This week's book giveaway is in the OCAJP 8 forum. We're giving away four copies of OCA Java SE 8 Programmer I Study Guide and have Edward Finegan & Robert Liguori on-line! See this thread for details.
I'm using Microsoft SQL Server, but this is a general question about calling stored procs via JDBC.
I want to manage transactions within my stored proc (i.e. by placing BEGIN TRAN and COMMIT TRAN around relevant pieces). But whenever I call a stored proc through JDBC it always seems to be wrapped in a transaction - either implicitly with the 'auto-commit' setting turned on, or explicitly using commit().
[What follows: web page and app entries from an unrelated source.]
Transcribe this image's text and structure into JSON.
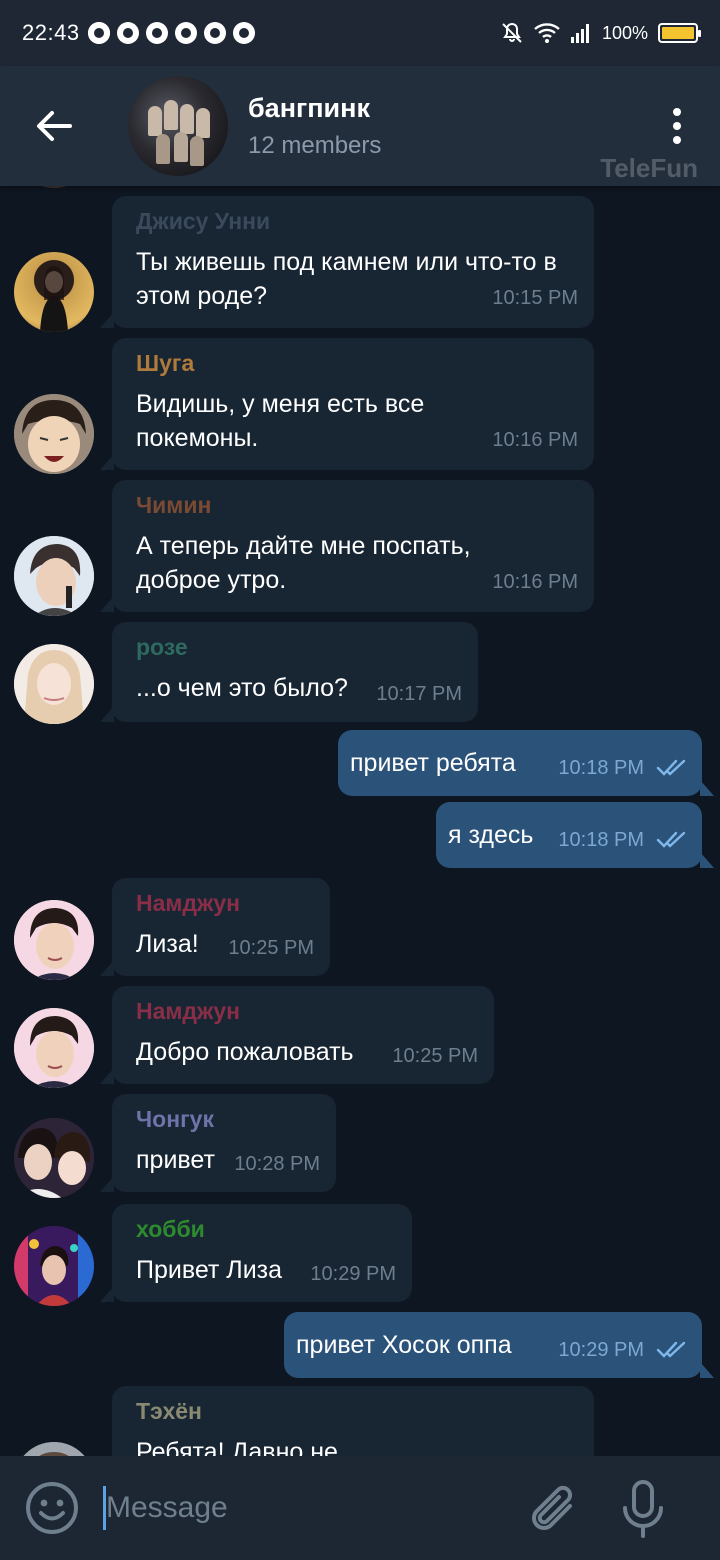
{
  "status_bar": {
    "time": "22:43",
    "battery_percent": "100%",
    "battery_level": 1.0
  },
  "header": {
    "title": "бангпинк",
    "subtitle": "12 members",
    "watermark": "TeleFun"
  },
  "messages": [
    {
      "direction": "in",
      "sender": "Джису Унни",
      "sender_color": "#3a4a5c",
      "text": "Ты живешь под камнем или что-то в этом роде?",
      "time": "10:15 PM",
      "avatar": "avatar-jisoo"
    },
    {
      "direction": "in",
      "sender": "Шуга",
      "sender_color": "#b07a3c",
      "text": "Видишь, у меня есть все покемоны.",
      "time": "10:16 PM",
      "avatar": "avatar-suga"
    },
    {
      "direction": "in",
      "sender": "Чимин",
      "sender_color": "#7a4a32",
      "text": "А теперь дайте мне поспать, доброе утро.",
      "time": "10:16 PM",
      "avatar": "avatar-jimin"
    },
    {
      "direction": "in",
      "sender": "розе",
      "sender_color": "#2e6a60",
      "text": "...о чем это было?",
      "time": "10:17 PM",
      "avatar": "avatar-rose"
    },
    {
      "direction": "out",
      "text": "привет ребята",
      "time": "10:18 PM",
      "read": true
    },
    {
      "direction": "out",
      "text": "я здесь",
      "time": "10:18 PM",
      "read": true
    },
    {
      "direction": "in",
      "sender": "Намджун",
      "sender_color": "#8a2e48",
      "text": "Лиза!",
      "time": "10:25 PM",
      "avatar": "avatar-namjoon"
    },
    {
      "direction": "in",
      "sender": "Намджун",
      "sender_color": "#8a2e48",
      "text": "Добро пожаловать",
      "time": "10:25 PM",
      "avatar": "avatar-namjoon"
    },
    {
      "direction": "in",
      "sender": "Чонгук",
      "sender_color": "#6e73a8",
      "text": "привет",
      "time": "10:28 PM",
      "avatar": "avatar-jungkook"
    },
    {
      "direction": "in",
      "sender": "хобби",
      "sender_color": "#2e8a2e",
      "text": "Привет Лиза",
      "time": "10:29 PM",
      "avatar": "avatar-hobi"
    },
    {
      "direction": "out",
      "text": "привет Хосок оппа",
      "time": "10:29 PM",
      "read": true
    },
    {
      "direction": "in",
      "sender": "Тэхён",
      "sender_color": "#8a8a72",
      "text": "Ребята! Давно не",
      "time": "",
      "avatar": "avatar-taehyung"
    }
  ],
  "input": {
    "placeholder": "Message"
  },
  "colors": {
    "chat_background": "#0e1621",
    "header_background": "#232e3c",
    "incoming_bubble": "#182533",
    "outgoing_bubble": "#2b5278",
    "accent": "#5ea2e6"
  },
  "icons": {
    "back": "arrow-left-icon",
    "menu": "more-vertical-icon",
    "emoji": "smiley-icon",
    "attach": "paperclip-icon",
    "mic": "microphone-icon",
    "read_receipt": "double-check-icon"
  }
}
Is there some way I can call SQL without having it wrapped in a transaction?
Databases have two kinds of statements: DML and DDL. DML is always in some form of transaction. Not a Java issue, just the reality of database architecture. Some databases will let you change the transaction isolation level so that different threads of execution can see each other's interim results, but the transactionality is still in effect - the changed isolation level just means that you don't have all the ACID properties.